Wenham also brings into focus the presence of structural violence within healthcare systems. Lower socio-economic groups, including women, often bear the greater cost of disease compared to privileged groups, suffering increased rates of mortality and morbidity. This has been seen in the Zika outbreak. During health emergencies, routine healthcare services are often suspended, which puts women at higher risk as they are unable to access antenatal or postnatal care. As a result, when it comes to health security systems, not only are the risks often gendered but the policy effects are also asymmetrical.
Feminist Global Health Security is timely in drawing our attention to two pressing issues. One, the book highlights the interaction of climate change and health security in the context of Zika. Infectious disease outbreaks often follow natural disasters because living conditions and state provision are harmed. Sadly, climate change compounds structural violence because the negative externalities are largely borne by the poorest communities and women. This increases health inequity and can severely alter progress on achieving gender parity. Given that global climate change is an important concern of today, it is time lessons are learnt with acute promptness.
Second, the book’s epilogue provides meaningful insights in the context of COVID-19. The pandemic demonstrated gendered effects in both its incidence and impact. Initially it was thought that age was the key factor in differences in incidence. Yet, women’s social reproduction increases the chances of women contracting the virus. On top of that, women constitute 70 per cent of the global healthcare workforce (192, 194) and they have been championed for their role as ‘warriors’ working for the cause of humanity, labouring for longer hours but at minimum wage. Hospitality, tourism and entertainment industries, which mostly employ women, have also been highly affected.
COVID-19 also increased social and stratified reproduction. With lockdowns and school closures, women have been burdened with additional informal labour. Ironically, while men work ‘from home’, women work both ‘from home’ and ‘at home’! Stratified reproduction has also increased because lockdowns meant that women, and particularly women in lower economic groups, didn’t have access to contraceptives and sexual and reproductive health (SRH) facilities.
Yet the response to COVID-19 has not been that similar to the Zika outbreak. One important change has been increased recognition of the gendered effects of the outbreak. Wenham points out one possible reason for this: unlike Zika, COVID-19 became a global pandemic affecting women in the Global North. As more dominant groups are affected, women have found a voice and become more visible. Thus, Wenham’s idea of a needs-based approach in policy, where states mainstream the needs of those who they seek to support, seems to be materialising to some extent.
Wenham’s analysis is shaped by the same limitation with which she begins the book. She writes that discussions and lived reality are not the same. Yet she consciously chooses not to directly interact with the women affected by the Zika outbreak so as not to ‘burden’ them.
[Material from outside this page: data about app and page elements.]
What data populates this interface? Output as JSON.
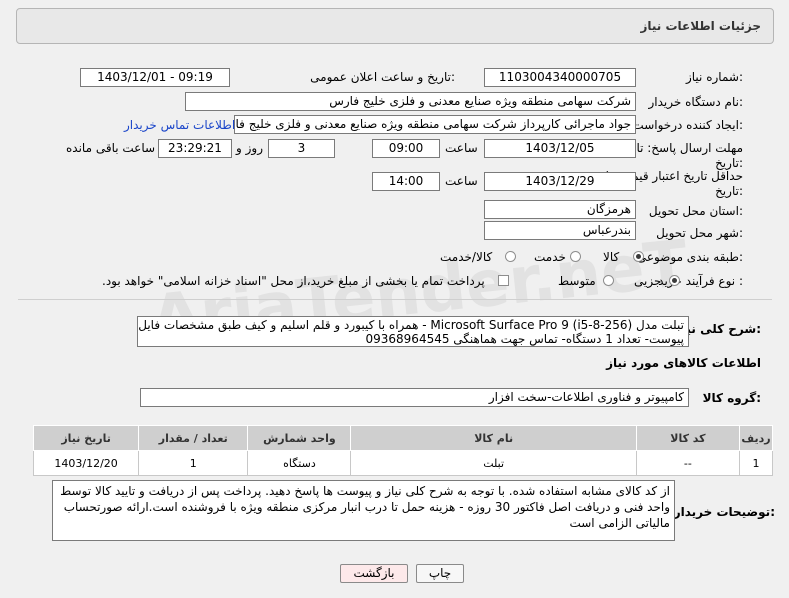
{
  "header": {
    "title": "جزئیات اطلاعات نیاز"
  },
  "form": {
    "need_number_label": "شماره نیاز:",
    "need_number": "1103004340000705",
    "announce_label": "تاریخ و ساعت اعلان عمومی:",
    "announce_value": "1403/12/01 - 09:19",
    "buyer_org_label": "نام دستگاه خریدار:",
    "buyer_org": "شرکت سهامی منطقه ویژه صنایع معدنی و فلزی خلیج فارس",
    "requester_label": "ایجاد کننده درخواست:",
    "requester": "جواد ماجرائی کارپرداز شرکت سهامی منطقه ویژه صنایع معدنی و فلزی خلیج فار",
    "buyer_contact_link": "اطلاعات تماس خریدار",
    "deadline_label_1": "مهلت ارسال پاسخ: تا",
    "deadline_label_2": "تاریخ:",
    "deadline_date": "1403/12/05",
    "time_label": "ساعت",
    "deadline_time": "09:00",
    "days_value": "3",
    "days_label": "روز و",
    "remaining_time": "23:29:21",
    "remaining_label": "ساعت باقی مانده",
    "min_validity_label_1": "حداقل تاریخ اعتبار قیمت: تا",
    "min_validity_label_2": "تاریخ:",
    "validity_date": "1403/12/29",
    "validity_time": "14:00",
    "province_label": "استان محل تحویل:",
    "province": "هرمزگان",
    "city_label": "شهر محل تحویل:",
    "city": "بندرعباس",
    "category_label": "طبقه بندی موضوعی:",
    "category_options": [
      "کالا",
      "خدمت",
      "کالا/خدمت"
    ],
    "category_selected": "کالا",
    "process_label": "نوع فرآیند خرید :",
    "process_options": [
      "جزیی",
      "متوسط"
    ],
    "process_selected": "جزیی",
    "payment_note": "پرداخت تمام یا بخشی از مبلغ خرید،از محل \"اسناد خزانه اسلامی\" خواهد بود."
  },
  "description": {
    "label": "شرح کلی نیاز:",
    "line1": "تبلت مدل Microsoft Surface Pro 9 (i5-8-256) - همراه با کیبورد و قلم اسلیم و کیف طبق مشخصات فایل",
    "line2": "پیوست- تعداد 1 دستگاه- تماس جهت هماهنگی 09368964545"
  },
  "goods_info_title": "اطلاعات کالاهای مورد نیاز",
  "goods_group": {
    "label": "گروه کالا:",
    "value": "کامپیوتر و فناوری اطلاعات-سخت افزار"
  },
  "table": {
    "headers": [
      "ردیف",
      "کد کالا",
      "نام کالا",
      "واحد شمارش",
      "تعداد / مقدار",
      "تاریخ نیاز"
    ],
    "rows": [
      [
        "1",
        "--",
        "تبلت",
        "دستگاه",
        "1",
        "1403/12/20"
      ]
    ]
  },
  "buyer_notes": {
    "label": "توضیحات خریدار:",
    "line1": "از کد کالای مشابه استفاده شده. با توجه به شرح کلی نیاز و پیوست ها پاسخ دهید. پرداخت پس از دریافت و تایید کالا  توسط",
    "line2": "واحد فنی و دریافت اصل فاکتور  30 روزه - هزینه حمل تا درب انبار مرکزی منطقه ویژه با فروشنده است.ارائه صورتحساب",
    "line3": "مالیاتی الزامی است"
  },
  "buttons": {
    "print": "چاپ",
    "back": "بازگشت"
  },
  "watermark": "AriaTender.neT",
  "colors": {
    "link": "#1a45c9",
    "back_button_bg": "#fde9ea",
    "table_header": "#cfcfcf"
  }
}
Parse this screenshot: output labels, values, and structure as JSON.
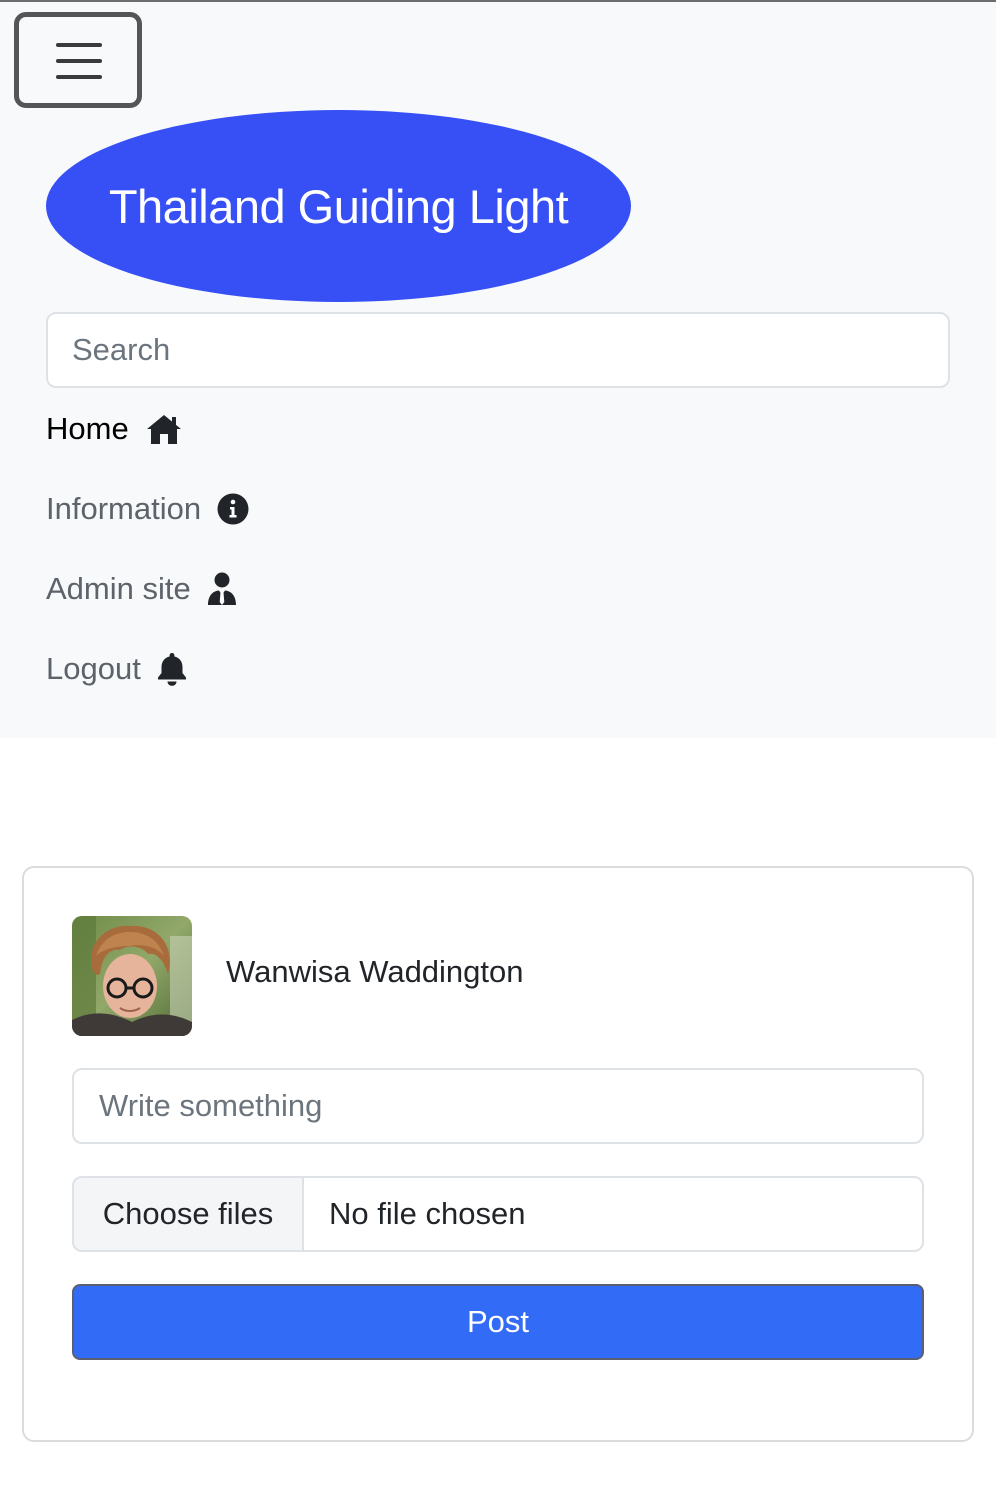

She instead ‘hopes to include the authentic voices of those most affected by Zika’. Although this topic needs some deeper research, Wenham still presents rich, detailed and exhaustive analysis in her book.
Feminist Global Health Security is an interesting read for young researchers seeking to gain knowledge in health economics. The narrative style convincingly pinpoints gaps in the present global health security system. The adoption of gender transformative practices will surely be a step forward. The future lies in mainstreaming gender in global health security discourse with due considerations to intersectionality as well.
Note: This review gives the views of the author, and not the position of the LSE Review of Books blog, or of the London School of Economics and Political Science. The LSE RB blog may receive a small commission if you choose to make a purchase through the above Amazon affiliate link. This is entirely independent of the coverage of the book on LSE Review of Books.